Now one bit of coming to my own defence – the audience moves in a very small area in this show and this was one of the things Colin didn’t like about the production. One of the reasons why I did this was to try to give a sense of proximity – the Olympic events are right next to a tent city, which is right next to the Mayors home etc. These elements existing side by side for me gives a clear idea of the way it felt to be in Vancouver during the Olympics. The other reason was because we have had lots of complaints in past years about our promenade plays being too long. This was my attempt to cut down the walk time so that the play would be shorter without compromising the script.

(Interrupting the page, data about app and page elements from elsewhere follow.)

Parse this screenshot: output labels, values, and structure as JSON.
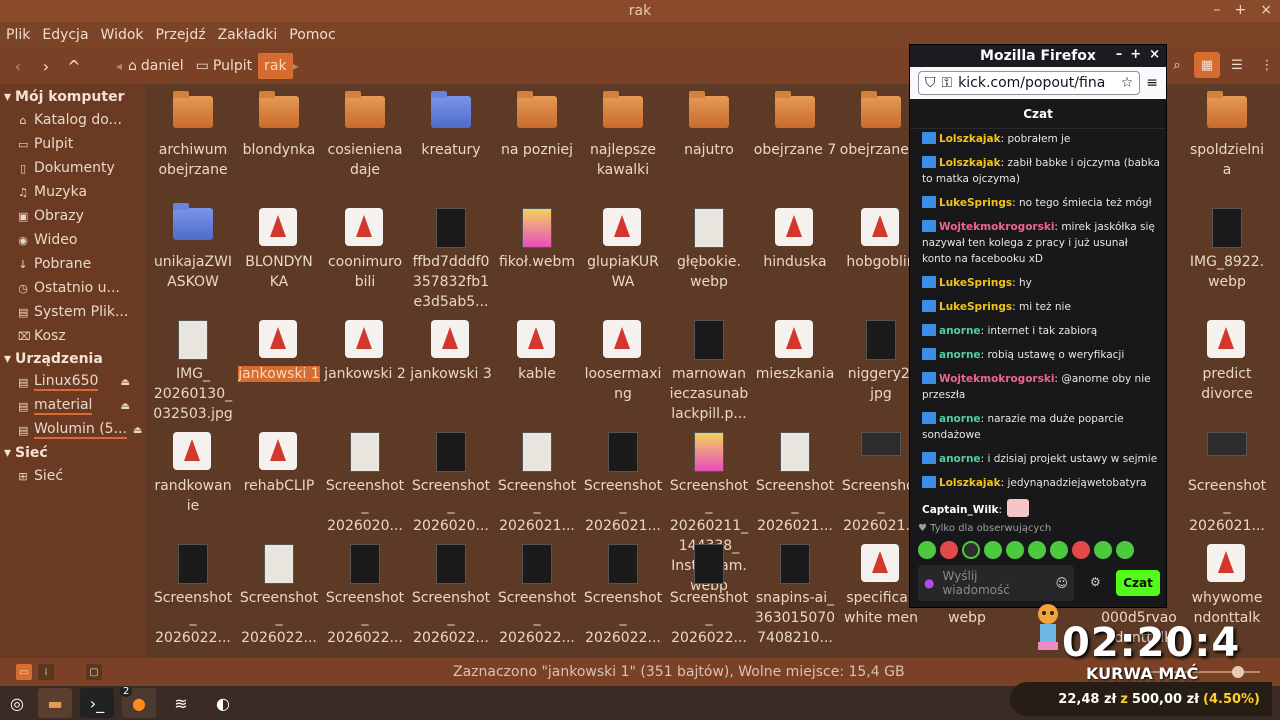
{
  "window": {
    "title": "rak",
    "controls": [
      "–",
      "+",
      "×"
    ]
  },
  "menu": [
    "Plik",
    "Edycja",
    "Widok",
    "Przejdź",
    "Zakładki",
    "Pomoc"
  ],
  "breadcrumbs": [
    "daniel",
    "Pulpit",
    "rak"
  ],
  "sidebar": {
    "sections": [
      {
        "title": "Mój komputer",
        "items": [
          {
            "label": "Katalog do...",
            "icon": "home-icon"
          },
          {
            "label": "Pulpit",
            "icon": "folder-icon"
          },
          {
            "label": "Dokumenty",
            "icon": "folder-icon"
          },
          {
            "label": "Muzyka",
            "icon": "music-icon"
          },
          {
            "label": "Obrazy",
            "icon": "image-icon"
          },
          {
            "label": "Wideo",
            "icon": "video-icon"
          },
          {
            "label": "Pobrane",
            "icon": "download-icon"
          },
          {
            "label": "Ostatnio u...",
            "icon": "clock-icon"
          },
          {
            "label": "System Plik...",
            "icon": "drive-icon"
          },
          {
            "label": "Kosz",
            "icon": "trash-icon"
          }
        ]
      },
      {
        "title": "Urządzenia",
        "items": [
          {
            "label": "Linux650",
            "icon": "drive-icon"
          },
          {
            "label": "material",
            "icon": "drive-icon"
          },
          {
            "label": "Wolumin (5...",
            "icon": "drive-icon"
          }
        ]
      },
      {
        "title": "Sieć",
        "items": [
          {
            "label": "Sieć",
            "icon": "network-icon"
          }
        ]
      }
    ]
  },
  "files": [
    [
      "archiwum obejrzane",
      "blondynka",
      "cosieniena daje",
      "kreatury",
      "na pozniej",
      "najlepsze kawalki",
      "najutro",
      "obejrzane 7",
      "obejrzane 8",
      "",
      "",
      "",
      "spoldzielni a"
    ],
    [
      "unikajaZWI ASKOW",
      "BLONDYN KA",
      "coonimuro bili",
      "ffbd7dddf0 357832fb1 e3d5ab5...",
      "fikoł.webm",
      "glupiaKUR WA",
      "głębokie. webp",
      "hinduska",
      "hobgoblin",
      "",
      "",
      "",
      "IMG_8922. webp"
    ],
    [
      "IMG_ 20260130_ 032503.jpg",
      "jankowski 1",
      "jankowski 2",
      "jankowski 3",
      "kable",
      "loosermaxi ng",
      "marnowan ieczasunab lackpill.p...",
      "mieszkania",
      "niggery2. jpg",
      "",
      "",
      "",
      "predict divorce"
    ],
    [
      "randkowan ie",
      "rehabCLIP",
      "Screenshot _ 2026020...",
      "Screenshot _ 2026020...",
      "Screenshot _ 2026021...",
      "Screenshot _ 2026021...",
      "Screenshot _ 20260211_ 144338_ Instagram. webp",
      "Screenshot _ 2026021...",
      "Screenshot _ 2026021...",
      "",
      "",
      "",
      "Screenshot _ 2026021..."
    ],
    [
      "Screenshot _ 2026022...",
      "Screenshot _ 2026022...",
      "Screenshot _ 2026022...",
      "Screenshot _ 2026022...",
      "Screenshot _ 2026022...",
      "Screenshot _ 2026022...",
      "Screenshot _ 2026022...",
      "snapins-ai_ 363015070 7408210...",
      "specificall white men",
      "jebany. webp",
      "",
      "0 000d5rvao ndonttalk",
      "whywome ndonttalk"
    ]
  ],
  "status": {
    "text": "Zaznaczono \"jankowski 1\" (351 bajtów), Wolne miejsce: 15,4 GB"
  },
  "taskbar": {
    "firefox_badge": "2"
  },
  "overlay": {
    "timer": "02:20:4",
    "caption": "KURWA MAĆ",
    "money_current": "22,48 zł",
    "money_of": "z",
    "money_goal": "500,00 zł",
    "money_pct": "(4.50%)"
  },
  "firefox": {
    "title": "Mozilla Firefox",
    "url": "kick.com/popout/fina",
    "chat_title": "Czat",
    "messages": [
      {
        "user": "Lolszkajak",
        "color": "#f0c419",
        "text": "pobrałem je"
      },
      {
        "user": "Lolszkajak",
        "color": "#f0c419",
        "text": "zabił babke i ojczyma (babka to matka ojczyma)"
      },
      {
        "user": "LukeSprings",
        "color": "#f0c419",
        "text": "no tego śmiecia też mógł"
      },
      {
        "user": "Wojtekmokrogorski",
        "color": "#f06292",
        "text": "mirek jaskółka się nazywał ten kolega z pracy i już usunał konto na facebooku xD"
      },
      {
        "user": "LukeSprings",
        "color": "#f0c419",
        "text": "hy"
      },
      {
        "user": "LukeSprings",
        "color": "#f0c419",
        "text": "mi też nie"
      },
      {
        "user": "anorne",
        "color": "#4dd0a0",
        "text": "internet i tak zabiorą"
      },
      {
        "user": "anorne",
        "color": "#4dd0a0",
        "text": "robią ustawę o weryfikacji"
      },
      {
        "user": "Wojtekmokrogorski",
        "color": "#f06292",
        "text": "@anorne oby nie przeszła"
      },
      {
        "user": "anorne",
        "color": "#4dd0a0",
        "text": "narazie ma duże poparcie sondażowe"
      },
      {
        "user": "anorne",
        "color": "#4dd0a0",
        "text": "i dzisiaj projekt ustawy w sejmie"
      },
      {
        "user": "Lolszkajak",
        "color": "#f0c419",
        "text": "jedynąnadziejąwetobatyra"
      },
      {
        "user": "Captain_Wilk",
        "color": "#ffffff",
        "text": ""
      }
    ],
    "followers_only": "Tylko dla obserwujących",
    "input_placeholder": "Wyślij wiadomość",
    "send_label": "Czat"
  }
}
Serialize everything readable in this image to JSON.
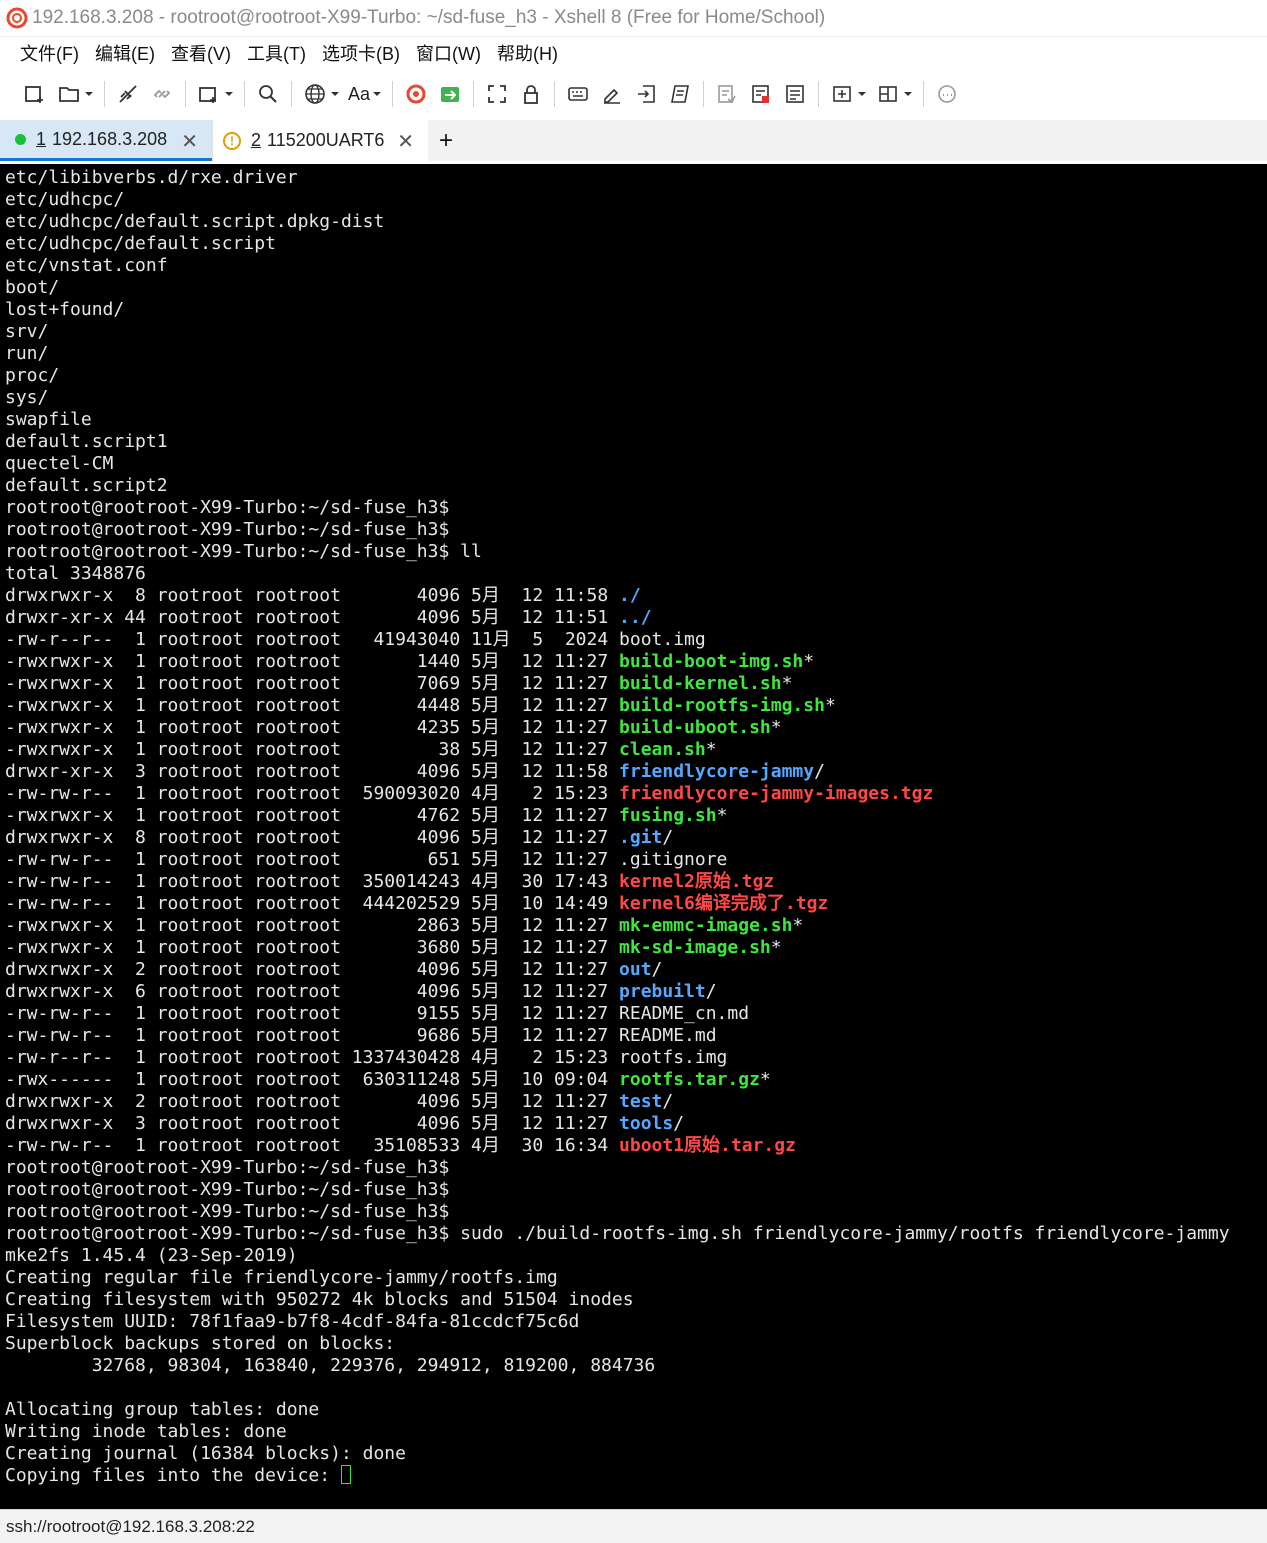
{
  "window": {
    "title": "192.168.3.208 - rootroot@rootroot-X99-Turbo: ~/sd-fuse_h3 - Xshell 8 (Free for Home/School)"
  },
  "menu": [
    "文件(F)",
    "编辑(E)",
    "查看(V)",
    "工具(T)",
    "选项卡(B)",
    "窗口(W)",
    "帮助(H)"
  ],
  "toolbar": {
    "font_label": "Aa",
    "icons": [
      "new-session-icon",
      "open-folder-icon",
      "disconnect-icon",
      "reconnect-icon",
      "new-window-icon",
      "search-icon",
      "globe-icon",
      "font-icon",
      "xshell-logo-icon",
      "xftp-icon",
      "fullscreen-icon",
      "lock-icon",
      "keyboard-icon",
      "highlight-icon",
      "send-icon",
      "script-icon",
      "log-icon",
      "compose-icon",
      "notes-icon",
      "add-pane-icon",
      "layout-icon",
      "chat-icon"
    ]
  },
  "tabs": [
    {
      "num": "1",
      "label": "192.168.3.208",
      "status": "connected"
    },
    {
      "num": "2",
      "label": "115200UART6",
      "status": "warning"
    }
  ],
  "tab_add_label": "+",
  "colors": {
    "terminal_bg": "#000000",
    "terminal_fg": "#e6e6e6",
    "exec": "#3ee63e",
    "dir": "#55a8ff",
    "archive": "#ff4747",
    "active_tab": "#d7e7f6"
  },
  "terminal": {
    "lines": [
      [
        {
          "t": "etc/libibverbs.d/rxe.driver"
        }
      ],
      [
        {
          "t": "etc/udhcpc/"
        }
      ],
      [
        {
          "t": "etc/udhcpc/default.script.dpkg-dist"
        }
      ],
      [
        {
          "t": "etc/udhcpc/default.script"
        }
      ],
      [
        {
          "t": "etc/vnstat.conf"
        }
      ],
      [
        {
          "t": "boot/"
        }
      ],
      [
        {
          "t": "lost+found/"
        }
      ],
      [
        {
          "t": "srv/"
        }
      ],
      [
        {
          "t": "run/"
        }
      ],
      [
        {
          "t": "proc/"
        }
      ],
      [
        {
          "t": "sys/"
        }
      ],
      [
        {
          "t": "swapfile"
        }
      ],
      [
        {
          "t": "default.script1"
        }
      ],
      [
        {
          "t": "quectel-CM"
        }
      ],
      [
        {
          "t": "default.script2"
        }
      ],
      [
        {
          "t": "rootroot@rootroot-X99-Turbo:~/sd-fuse_h3$"
        }
      ],
      [
        {
          "t": "rootroot@rootroot-X99-Turbo:~/sd-fuse_h3$"
        }
      ],
      [
        {
          "t": "rootroot@rootroot-X99-Turbo:~/sd-fuse_h3$ ll"
        }
      ],
      [
        {
          "t": "total 3348876"
        }
      ],
      [
        {
          "t": "drwxrwxr-x  8 rootroot rootroot       4096 5月  12 11:58 "
        },
        {
          "t": "./",
          "c": "dir"
        }
      ],
      [
        {
          "t": "drwxr-xr-x 44 rootroot rootroot       4096 5月  12 11:51 "
        },
        {
          "t": "../",
          "c": "dir"
        }
      ],
      [
        {
          "t": "-rw-r--r--  1 rootroot rootroot   41943040 11月  5  2024 boot.img"
        }
      ],
      [
        {
          "t": "-rwxrwxr-x  1 rootroot rootroot       1440 5月  12 11:27 "
        },
        {
          "t": "build-boot-img.sh",
          "c": "exec"
        },
        {
          "t": "*"
        }
      ],
      [
        {
          "t": "-rwxrwxr-x  1 rootroot rootroot       7069 5月  12 11:27 "
        },
        {
          "t": "build-kernel.sh",
          "c": "exec"
        },
        {
          "t": "*"
        }
      ],
      [
        {
          "t": "-rwxrwxr-x  1 rootroot rootroot       4448 5月  12 11:27 "
        },
        {
          "t": "build-rootfs-img.sh",
          "c": "exec"
        },
        {
          "t": "*"
        }
      ],
      [
        {
          "t": "-rwxrwxr-x  1 rootroot rootroot       4235 5月  12 11:27 "
        },
        {
          "t": "build-uboot.sh",
          "c": "exec"
        },
        {
          "t": "*"
        }
      ],
      [
        {
          "t": "-rwxrwxr-x  1 rootroot rootroot         38 5月  12 11:27 "
        },
        {
          "t": "clean.sh",
          "c": "exec"
        },
        {
          "t": "*"
        }
      ],
      [
        {
          "t": "drwxr-xr-x  3 rootroot rootroot       4096 5月  12 11:58 "
        },
        {
          "t": "friendlycore-jammy",
          "c": "dir"
        },
        {
          "t": "/"
        }
      ],
      [
        {
          "t": "-rw-rw-r--  1 rootroot rootroot  590093020 4月   2 15:23 "
        },
        {
          "t": "friendlycore-jammy-images.tgz",
          "c": "archive"
        }
      ],
      [
        {
          "t": "-rwxrwxr-x  1 rootroot rootroot       4762 5月  12 11:27 "
        },
        {
          "t": "fusing.sh",
          "c": "exec"
        },
        {
          "t": "*"
        }
      ],
      [
        {
          "t": "drwxrwxr-x  8 rootroot rootroot       4096 5月  12 11:27 "
        },
        {
          "t": ".git",
          "c": "dir"
        },
        {
          "t": "/"
        }
      ],
      [
        {
          "t": "-rw-rw-r--  1 rootroot rootroot        651 5月  12 11:27 .gitignore"
        }
      ],
      [
        {
          "t": "-rw-rw-r--  1 rootroot rootroot  350014243 4月  30 17:43 "
        },
        {
          "t": "kernel2原始.tgz",
          "c": "archive"
        }
      ],
      [
        {
          "t": "-rw-rw-r--  1 rootroot rootroot  444202529 5月  10 14:49 "
        },
        {
          "t": "kernel6编译完成了.tgz",
          "c": "archive"
        }
      ],
      [
        {
          "t": "-rwxrwxr-x  1 rootroot rootroot       2863 5月  12 11:27 "
        },
        {
          "t": "mk-emmc-image.sh",
          "c": "exec"
        },
        {
          "t": "*"
        }
      ],
      [
        {
          "t": "-rwxrwxr-x  1 rootroot rootroot       3680 5月  12 11:27 "
        },
        {
          "t": "mk-sd-image.sh",
          "c": "exec"
        },
        {
          "t": "*"
        }
      ],
      [
        {
          "t": "drwxrwxr-x  2 rootroot rootroot       4096 5月  12 11:27 "
        },
        {
          "t": "out",
          "c": "dir"
        },
        {
          "t": "/"
        }
      ],
      [
        {
          "t": "drwxrwxr-x  6 rootroot rootroot       4096 5月  12 11:27 "
        },
        {
          "t": "prebuilt",
          "c": "dir"
        },
        {
          "t": "/"
        }
      ],
      [
        {
          "t": "-rw-rw-r--  1 rootroot rootroot       9155 5月  12 11:27 README_cn.md"
        }
      ],
      [
        {
          "t": "-rw-rw-r--  1 rootroot rootroot       9686 5月  12 11:27 README.md"
        }
      ],
      [
        {
          "t": "-rw-r--r--  1 rootroot rootroot 1337430428 4月   2 15:23 rootfs.img"
        }
      ],
      [
        {
          "t": "-rwx------  1 rootroot rootroot  630311248 5月  10 09:04 "
        },
        {
          "t": "rootfs.tar.gz",
          "c": "exec"
        },
        {
          "t": "*"
        }
      ],
      [
        {
          "t": "drwxrwxr-x  2 rootroot rootroot       4096 5月  12 11:27 "
        },
        {
          "t": "test",
          "c": "dir"
        },
        {
          "t": "/"
        }
      ],
      [
        {
          "t": "drwxrwxr-x  3 rootroot rootroot       4096 5月  12 11:27 "
        },
        {
          "t": "tools",
          "c": "dir"
        },
        {
          "t": "/"
        }
      ],
      [
        {
          "t": "-rw-rw-r--  1 rootroot rootroot   35108533 4月  30 16:34 "
        },
        {
          "t": "uboot1原始.tar.gz",
          "c": "archive"
        }
      ],
      [
        {
          "t": "rootroot@rootroot-X99-Turbo:~/sd-fuse_h3$"
        }
      ],
      [
        {
          "t": "rootroot@rootroot-X99-Turbo:~/sd-fuse_h3$"
        }
      ],
      [
        {
          "t": "rootroot@rootroot-X99-Turbo:~/sd-fuse_h3$"
        }
      ],
      [
        {
          "t": "rootroot@rootroot-X99-Turbo:~/sd-fuse_h3$ sudo ./build-rootfs-img.sh friendlycore-jammy/rootfs friendlycore-jammy"
        }
      ],
      [
        {
          "t": "mke2fs 1.45.4 (23-Sep-2019)"
        }
      ],
      [
        {
          "t": "Creating regular file friendlycore-jammy/rootfs.img"
        }
      ],
      [
        {
          "t": "Creating filesystem with 950272 4k blocks and 51504 inodes"
        }
      ],
      [
        {
          "t": "Filesystem UUID: 78f1faa9-b7f8-4cdf-84fa-81ccdcf75c6d"
        }
      ],
      [
        {
          "t": "Superblock backups stored on blocks:"
        }
      ],
      [
        {
          "t": "        32768, 98304, 163840, 229376, 294912, 819200, 884736"
        }
      ],
      [
        {
          "t": ""
        }
      ],
      [
        {
          "t": "Allocating group tables: done"
        }
      ],
      [
        {
          "t": "Writing inode tables: done"
        }
      ],
      [
        {
          "t": "Creating journal (16384 blocks): done"
        }
      ],
      [
        {
          "t": "Copying files into the device: "
        },
        {
          "t": "",
          "c": "cursor"
        }
      ]
    ]
  },
  "status": {
    "connection": "ssh://rootroot@192.168.3.208:22"
  }
}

This is something I will explore more in future promenade shows.
I appreciate some of the kind words Colin said about the show and given that he’s a tough critic with very high standards I’m happy to just have my work taken seriously and evaluated by a professional.
Of course I disagree with some of his comments. First, sophistication was never on the agenda. There is a long history of successful political plays and playwrights who relish in simplicity and juvenility. There’s no law that states that good satire has to be sophisticated. Banksy comes to mind. We see this in pop culture with Stewart and Colbert and South Park. We see it in theatre history with playwrights like Dario Fo (one of Italy’s most prolific and internationally produced playwrights). Sophisticated political theatre tends to be very dry and cerebral, a la David Hare. This is not the crowd I’m gunning for. Brecht was also rather sophisticated but his plays are rarely, if ever, funny. So sophistication would negate my audience and undermine the fun and frivolity of my piece. Our Robin Hood is more of a giant political cartoon with a touch of humanity than it is some sort of deep, profound meditation on capitalism and poverty.
As far as adding new insights regarding the Olympics this wasn’t a goal of mine either. Although it may have arguably made for a stronger play. I wrote it as a reflection on what had happened and a reminder of all the promises that were made that weren’t kept regarding cleaning up our streets, a reminder that maybe we’re now a “World Class City” but the problems facing us haven’t changed. A little Olympic time capsule, if you will, performed a mere six months after the fact. Hardly an age ago given that artists are prone to reaching much farther back into history to find fodder for their work.
The fact that Robin Hood steals from society’s elite is an obvious update to the myth. It has nothing to do with them making more than actors. I’m not sure where that comment comes from. Some Hollywood actors are among the most ridiculously wealthy people I can think of. And many don’t take the opportunity to be philanthropic at all. Not to mention the ones who are card-carrying republicans and don’t believe in any form of social welfare.